### Work required
Work out how many lines in the data below contain the string "meses", and reply with that figure alone.

[Opening Data section]

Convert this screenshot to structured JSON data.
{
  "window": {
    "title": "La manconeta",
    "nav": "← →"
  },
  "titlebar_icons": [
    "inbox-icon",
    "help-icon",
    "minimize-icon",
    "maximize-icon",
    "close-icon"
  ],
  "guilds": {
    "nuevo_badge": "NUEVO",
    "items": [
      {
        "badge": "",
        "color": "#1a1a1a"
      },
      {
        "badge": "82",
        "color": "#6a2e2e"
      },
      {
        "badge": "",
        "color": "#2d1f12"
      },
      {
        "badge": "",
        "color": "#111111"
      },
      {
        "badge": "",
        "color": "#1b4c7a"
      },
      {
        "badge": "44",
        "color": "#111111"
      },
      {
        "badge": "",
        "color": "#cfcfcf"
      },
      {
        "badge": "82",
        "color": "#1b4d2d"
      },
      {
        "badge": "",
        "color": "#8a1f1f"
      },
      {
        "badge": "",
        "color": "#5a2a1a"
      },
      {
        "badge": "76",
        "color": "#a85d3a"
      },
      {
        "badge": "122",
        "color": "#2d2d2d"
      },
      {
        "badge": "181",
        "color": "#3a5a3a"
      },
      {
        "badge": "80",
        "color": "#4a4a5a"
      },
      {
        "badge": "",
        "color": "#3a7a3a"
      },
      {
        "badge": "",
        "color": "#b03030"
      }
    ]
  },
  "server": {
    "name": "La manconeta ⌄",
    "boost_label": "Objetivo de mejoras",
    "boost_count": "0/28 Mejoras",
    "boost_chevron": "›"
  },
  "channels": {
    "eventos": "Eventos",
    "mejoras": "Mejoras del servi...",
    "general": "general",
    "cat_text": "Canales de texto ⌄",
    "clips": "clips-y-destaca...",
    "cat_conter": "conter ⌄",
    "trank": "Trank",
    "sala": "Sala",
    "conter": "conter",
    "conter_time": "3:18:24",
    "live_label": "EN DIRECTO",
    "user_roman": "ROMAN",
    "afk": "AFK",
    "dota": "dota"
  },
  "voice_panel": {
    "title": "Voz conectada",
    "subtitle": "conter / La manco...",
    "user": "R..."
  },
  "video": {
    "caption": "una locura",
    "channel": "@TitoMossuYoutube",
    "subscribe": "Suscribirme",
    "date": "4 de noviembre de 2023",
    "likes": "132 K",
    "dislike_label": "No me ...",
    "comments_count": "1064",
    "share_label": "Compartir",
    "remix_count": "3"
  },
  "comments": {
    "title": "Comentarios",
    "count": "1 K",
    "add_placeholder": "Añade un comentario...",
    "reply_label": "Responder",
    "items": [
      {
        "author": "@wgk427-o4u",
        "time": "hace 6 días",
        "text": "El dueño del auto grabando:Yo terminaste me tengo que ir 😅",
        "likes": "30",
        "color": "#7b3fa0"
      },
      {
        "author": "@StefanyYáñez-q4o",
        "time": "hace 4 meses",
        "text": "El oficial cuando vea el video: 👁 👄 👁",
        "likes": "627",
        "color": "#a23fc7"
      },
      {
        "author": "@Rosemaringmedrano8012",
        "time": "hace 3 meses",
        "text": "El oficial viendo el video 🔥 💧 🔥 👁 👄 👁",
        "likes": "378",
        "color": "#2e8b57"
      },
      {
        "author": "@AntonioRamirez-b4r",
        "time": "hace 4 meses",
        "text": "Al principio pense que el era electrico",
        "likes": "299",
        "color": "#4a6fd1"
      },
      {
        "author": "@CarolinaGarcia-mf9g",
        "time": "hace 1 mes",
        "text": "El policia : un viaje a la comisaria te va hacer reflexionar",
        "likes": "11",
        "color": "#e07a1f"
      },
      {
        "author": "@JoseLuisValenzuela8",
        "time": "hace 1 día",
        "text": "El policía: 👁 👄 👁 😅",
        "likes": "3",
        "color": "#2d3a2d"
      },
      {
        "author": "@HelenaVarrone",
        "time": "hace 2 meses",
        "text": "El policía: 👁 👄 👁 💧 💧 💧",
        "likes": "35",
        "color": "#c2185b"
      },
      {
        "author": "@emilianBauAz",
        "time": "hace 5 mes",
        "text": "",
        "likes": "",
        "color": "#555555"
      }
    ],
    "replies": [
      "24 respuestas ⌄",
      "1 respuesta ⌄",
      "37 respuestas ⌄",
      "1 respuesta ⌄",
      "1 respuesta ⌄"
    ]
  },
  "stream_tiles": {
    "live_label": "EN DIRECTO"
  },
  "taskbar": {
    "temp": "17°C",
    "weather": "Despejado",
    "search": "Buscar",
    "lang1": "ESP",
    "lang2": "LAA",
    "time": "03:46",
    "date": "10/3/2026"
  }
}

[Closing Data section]

### Written reply
4